→ Activity: Set each line of the records down again exactly, please.

→ Given records:

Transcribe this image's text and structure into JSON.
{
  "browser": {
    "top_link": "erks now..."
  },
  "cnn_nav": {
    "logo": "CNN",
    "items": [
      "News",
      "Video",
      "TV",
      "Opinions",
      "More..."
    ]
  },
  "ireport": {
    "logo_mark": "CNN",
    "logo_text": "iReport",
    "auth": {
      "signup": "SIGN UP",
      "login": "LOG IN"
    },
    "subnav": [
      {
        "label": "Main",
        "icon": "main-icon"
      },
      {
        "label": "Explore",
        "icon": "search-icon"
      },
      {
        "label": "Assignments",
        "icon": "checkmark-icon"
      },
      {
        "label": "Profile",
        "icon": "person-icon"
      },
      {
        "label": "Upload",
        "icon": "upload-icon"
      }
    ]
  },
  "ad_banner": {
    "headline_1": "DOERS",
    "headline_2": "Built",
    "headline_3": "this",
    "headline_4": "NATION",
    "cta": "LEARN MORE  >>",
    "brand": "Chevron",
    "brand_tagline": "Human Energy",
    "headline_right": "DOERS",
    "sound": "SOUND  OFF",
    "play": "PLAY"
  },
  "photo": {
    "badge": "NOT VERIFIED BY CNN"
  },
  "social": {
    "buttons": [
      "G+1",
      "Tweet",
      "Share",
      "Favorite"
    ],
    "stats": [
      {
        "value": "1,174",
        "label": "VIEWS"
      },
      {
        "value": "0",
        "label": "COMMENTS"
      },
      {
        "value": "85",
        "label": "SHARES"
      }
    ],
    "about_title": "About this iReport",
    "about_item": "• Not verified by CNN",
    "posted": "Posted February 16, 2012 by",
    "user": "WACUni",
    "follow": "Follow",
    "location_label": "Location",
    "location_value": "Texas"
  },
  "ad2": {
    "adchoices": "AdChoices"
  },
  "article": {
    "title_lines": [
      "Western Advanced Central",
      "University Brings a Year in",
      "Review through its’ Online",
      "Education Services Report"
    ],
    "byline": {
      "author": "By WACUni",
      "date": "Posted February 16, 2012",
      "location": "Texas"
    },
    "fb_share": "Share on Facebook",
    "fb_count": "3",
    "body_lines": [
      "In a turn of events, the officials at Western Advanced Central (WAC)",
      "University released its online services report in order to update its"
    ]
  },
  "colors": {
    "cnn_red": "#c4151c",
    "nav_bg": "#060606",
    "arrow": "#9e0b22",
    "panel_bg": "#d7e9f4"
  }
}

→ Completed exercise:
Transcribe this image's text and structure into JSON.
{
  "browser": {
    "top_link": "erks now..."
  },
  "cnn_nav": {
    "logo": "CNN",
    "items": [
      "News",
      "Video",
      "TV",
      "Opinions",
      "More..."
    ]
  },
  "ireport": {
    "logo_mark": "CNN",
    "logo_text": "iReport",
    "auth": {
      "signup": "SIGN UP",
      "login": "LOG IN"
    },
    "subnav": [
      {
        "label": "Main",
        "icon": "main-icon"
      },
      {
        "label": "Explore",
        "icon": "search-icon"
      },
      {
        "label": "Assignments",
        "icon": "checkmark-icon"
      },
      {
        "label": "Profile",
        "icon": "person-icon"
      },
      {
        "label": "Upload",
        "icon": "upload-icon"
      }
    ]
  },
  "ad_banner": {
    "headline_1": "DOERS",
    "headline_2": "Built",
    "headline_3": "this",
    "headline_4": "NATION",
    "cta": "LEARN MORE  >>",
    "brand": "Chevron",
    "brand_tagline": "Human Energy",
    "headline_right": "DOERS",
    "sound": "SOUND  OFF",
    "play": "PLAY"
  },
  "photo": {
    "badge": "NOT VERIFIED BY CNN"
  },
  "social": {
    "buttons": [
      "G+1",
      "Tweet",
      "Share",
      "Favorite"
    ],
    "stats": [
      {
        "value": "1,174",
        "label": "VIEWS"
      },
      {
        "value": "0",
        "label": "COMMENTS"
      },
      {
        "value": "85",
        "label": "SHARES"
      }
    ],
    "about_title": "About this iReport",
    "about_item": "• Not verified by CNN",
    "posted": "Posted February 16, 2012 by",
    "user": "WACUni",
    "follow": "Follow",
    "location_label": "Location",
    "location_value": "Texas"
  },
  "ad2": {
    "adchoices": "AdChoices"
  },
  "article": {
    "title_lines": [
      "Western Advanced Central",
      "University Brings a Year in",
      "Review through its’ Online",
      "Education Services Report"
    ],
    "byline": {
      "author": "By WACUni",
      "date": "Posted February 16, 2012",
      "location": "Texas"
    },
    "fb_share": "Share on Facebook",
    "fb_count": "3",
    "body_lines": [
      "In a turn of events, the officials at Western Advanced Central (WAC)",
      "University released its online services report in order to update its"
    ]
  },
  "colors": {
    "cnn_red": "#c4151c",
    "nav_bg": "#060606",
    "arrow": "#9e0b22",
    "panel_bg": "#d7e9f4"
  }
}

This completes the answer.